Artists in this category promoting street democracy, the collective stance, encourage a twofold contestation. On the one hand, they resist individualistic deployment of public space by both other artists and passersby. Consequently, they oppose the capitalistic sale of streets resulting in the commercialization of street art, the egocentric display of the self carried out by artists performing on their own behalf, the overwhelming domination of advertising, and the emphasis on private property marked by the individualistic dwellers and gatekeepers.

The wall of a house is a space that belongs to the eyes of the person looking at it [...] in this sense it’s a public space. When we stick up that particular poem on that particular house we’re not thinking of who’s living there, who probably will never read that poem, because he lives behind it. We’re interested in those who will see it with their eyes [...]. I’m not trying to have a relationship with the people, but with the city. The city is not only made up of people, of buildings, but of relationships between people and buildings, between people and walls, between the eyes of the people and our poetry. (Group h5n1, North Italy).

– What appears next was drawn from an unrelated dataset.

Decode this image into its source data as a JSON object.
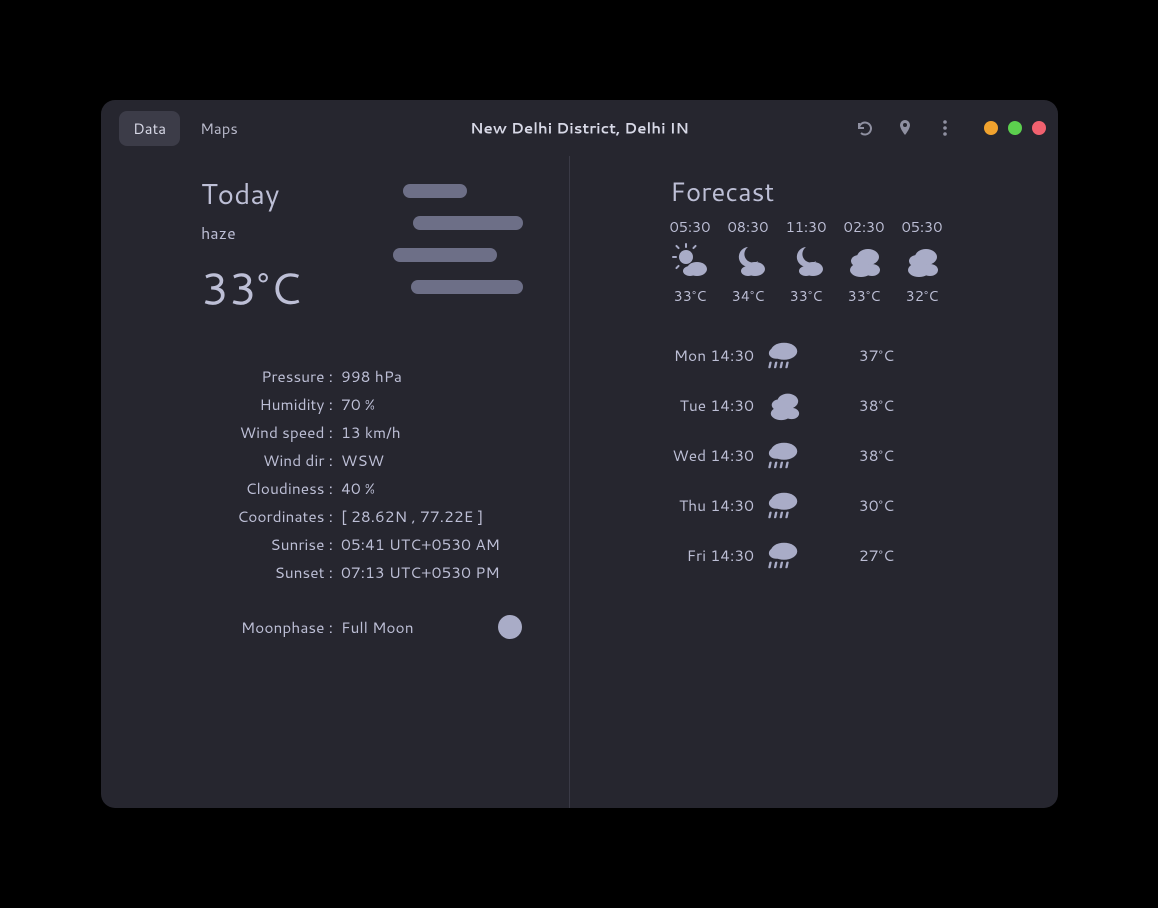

As Baudrillard said, the architectural phenotypes of the streets, house facades, are public property, so why are they private property? Perhaps we can begin to reason on this matter by saying that I occupy someone’s private property, but someone takes possession of the private property on my street. The street is public and I don’t see why the facades are private. (Mauro, street artist, Eveline, Milan)

I mean every artist that does stuff publicly does it for a different reason. None of us do it for the same reason. A lot of people go against the galleries, like, why should art only be in the gallery? For some stuffy [...] for $900. Why can’t I put a piece up there that’s free? (Disposable Hero, street artist, Phoenix)

On the other hand, artists contest the abandonment and disuse of cityscapes due to the anonymity, grayness, and ugliness of urban space. They note how dwellers lack attachment and a sense of belonging, traversing their towns without meaningful consumption.

(1) Visconti LM et al., Street Art, Sweet Art? Reclaiming the “Public” in Public Place, Journal of Customer Research, 37:511-529, 2010.